Friday, November 16, 2012

Saturday's child

Inexplicably, there remains outside the Audrain Medical Center in Mexico, Mo., no appropriate obelisk commemorating the birth of yours truly on November 17, 1951 – sixty-one years ago tomorrow.

The family into which I was born lived eleven miles down the road in Auxvasse (population 507 as of the 1950 census), where my father ran a general store.

November 17 fell on a Saturday, the one day of the week farm families came to town to load up on provisions. Thanksgiving was five days away, so business was sure to be extra brisk. Not wanting to miss a moment of mercantile action, my father, when my mother called the store late that morning to tell him her time had come, dispatched my 16-year-old brother to drive her to the hospital.

It was snowing. My mother, the world’s most skittish passenger under the best of circumstances, reacts to riding in a car while it's snowing as if balls of fire were falling from the sky. Her screams of terror (from the snow), pain (from the contractions), and fury (at her husband for his cavalier dismissal of her distress) made the drive miserable for my brother, who dropped her off and returned to the store, where dad put him to work. 

Around six o’clock that evening, the doctor called to inform my father I had arrived. Dad announced the news to a store full of customers. One of his clerks was wrapping sausages he tossed up in the air and let plop to the floor, declaring, “I’ll be goddamned – a boy!”

My mother, to this day, is still angry that my father didn’t drive her to the hospital and hang around the waiting room, but I understand. 
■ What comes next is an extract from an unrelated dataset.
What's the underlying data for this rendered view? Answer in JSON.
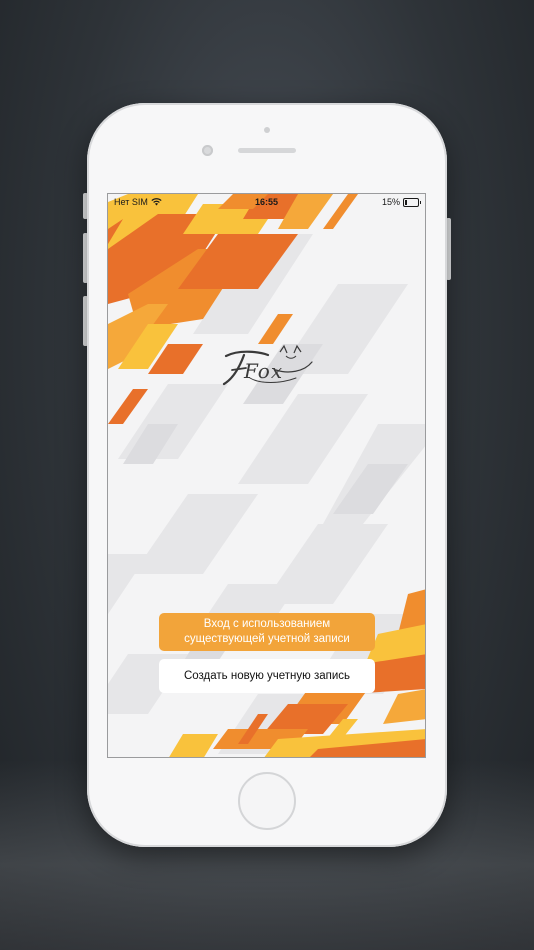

Things were different back then. Men weren’t expected to “participate” in the births of their children as were men of my generation who, after weeks of Lamaze classes, learned our role was limited to handing out ice chips wrapped in gauze while encouraging our wives to breathe “he-he-he" as they struggled to expel creatures with heads the size of cantaloupes. 

My father couldn't have done anything, other than smoke cigarettes and pace back and forth, had he gone to the hospital. So he elected to stay behind and do something useful: He worked. 
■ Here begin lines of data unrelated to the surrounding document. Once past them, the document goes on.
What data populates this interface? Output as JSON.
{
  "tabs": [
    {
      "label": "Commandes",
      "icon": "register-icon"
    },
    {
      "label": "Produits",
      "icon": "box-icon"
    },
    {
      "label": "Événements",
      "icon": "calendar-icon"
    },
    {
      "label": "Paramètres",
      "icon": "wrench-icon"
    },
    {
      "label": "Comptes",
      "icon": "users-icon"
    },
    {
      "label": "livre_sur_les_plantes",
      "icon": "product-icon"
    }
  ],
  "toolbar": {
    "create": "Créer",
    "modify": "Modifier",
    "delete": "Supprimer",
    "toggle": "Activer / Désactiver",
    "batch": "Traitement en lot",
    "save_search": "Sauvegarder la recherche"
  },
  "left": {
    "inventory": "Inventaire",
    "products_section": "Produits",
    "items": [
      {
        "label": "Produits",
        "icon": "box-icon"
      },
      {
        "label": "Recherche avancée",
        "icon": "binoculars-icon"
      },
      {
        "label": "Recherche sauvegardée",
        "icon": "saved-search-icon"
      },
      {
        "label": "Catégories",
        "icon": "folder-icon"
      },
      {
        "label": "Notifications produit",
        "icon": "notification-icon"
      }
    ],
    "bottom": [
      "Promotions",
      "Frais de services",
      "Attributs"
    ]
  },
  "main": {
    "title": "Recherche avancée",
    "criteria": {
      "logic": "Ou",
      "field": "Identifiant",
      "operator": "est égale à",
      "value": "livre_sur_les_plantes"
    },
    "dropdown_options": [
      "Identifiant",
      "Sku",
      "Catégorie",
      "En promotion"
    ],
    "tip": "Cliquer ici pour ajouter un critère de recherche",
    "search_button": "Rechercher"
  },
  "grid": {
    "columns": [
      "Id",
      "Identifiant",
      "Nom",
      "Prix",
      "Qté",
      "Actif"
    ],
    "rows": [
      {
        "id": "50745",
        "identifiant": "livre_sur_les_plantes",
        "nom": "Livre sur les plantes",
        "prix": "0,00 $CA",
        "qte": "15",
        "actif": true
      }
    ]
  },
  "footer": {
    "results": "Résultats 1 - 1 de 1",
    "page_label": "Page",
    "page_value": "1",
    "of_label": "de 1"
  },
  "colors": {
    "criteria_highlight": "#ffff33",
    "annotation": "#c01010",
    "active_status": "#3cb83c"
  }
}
This past summer, when my brother, sister and I were cleaning out our mother’s house – she sold it after moving into assisted living -- we ran across our father’s leather-bound ledger, in which he carefully recorded each day’s receipts. On Nov. 17, 1951, Dryden's General Store rang up nearly $400. That was huge. 

After he closed up shop that night, my father drove through the snow to visit his wife and new son. 
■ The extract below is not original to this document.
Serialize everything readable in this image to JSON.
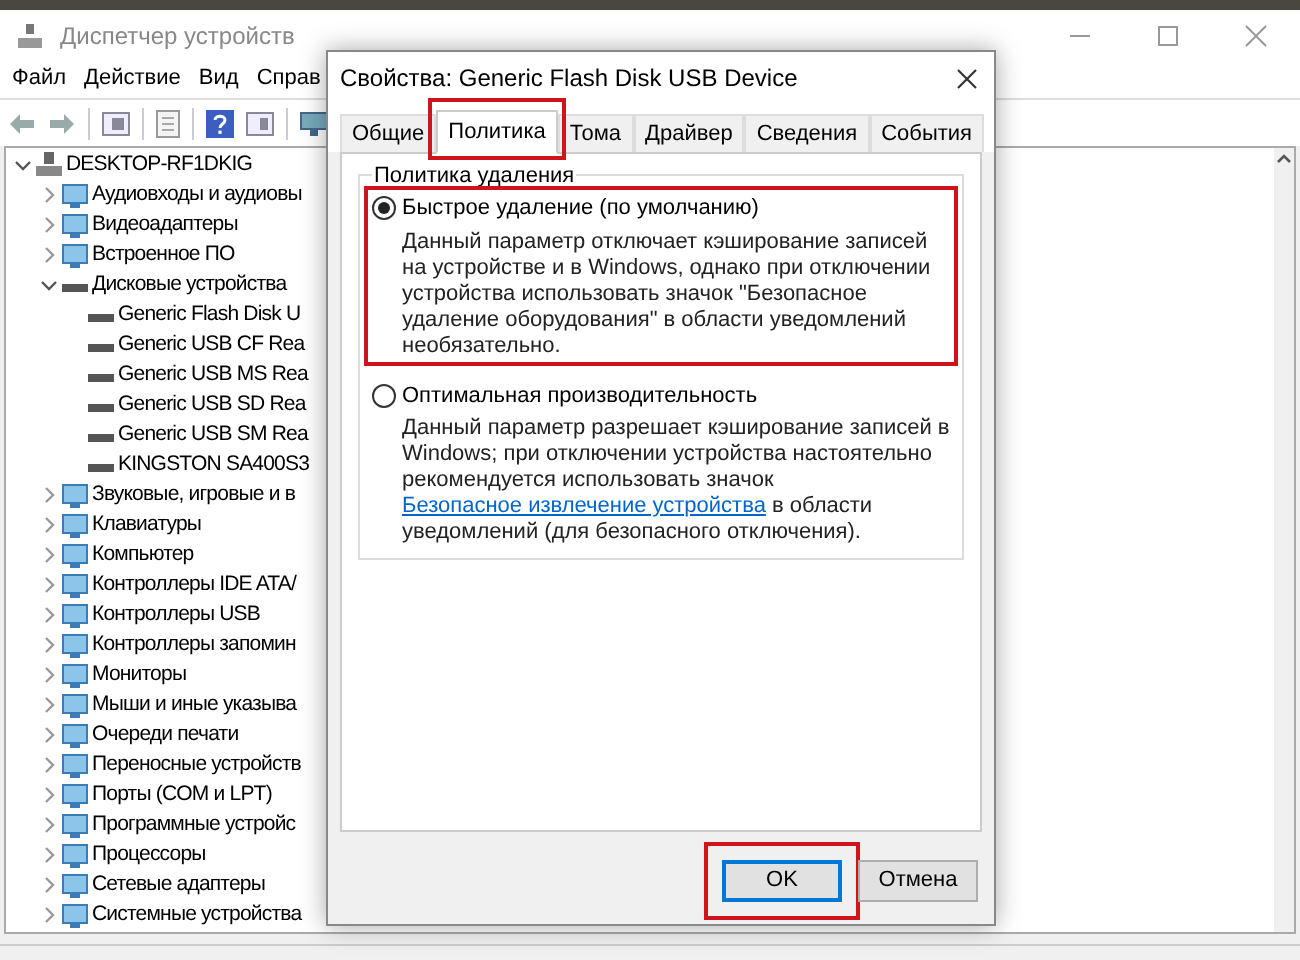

Wish I could have been there to see his reaction as he stood there in his overcoat, hat in hand, peering through the nursery window.

Come to think of it, I was. But I don't remember a thing.


  1. Tom, you were an adorable baby. I know Ruby is so proud of you. Tell me, how many times when you were a kid did your mother say to you, "I forged through the snow scared to death just to have you, and THIS is HOW you repay me??


    1. Thanks, Carol! That's not me. I was an ugly baby. It's a stock photo. Photography hadn't been invented yet.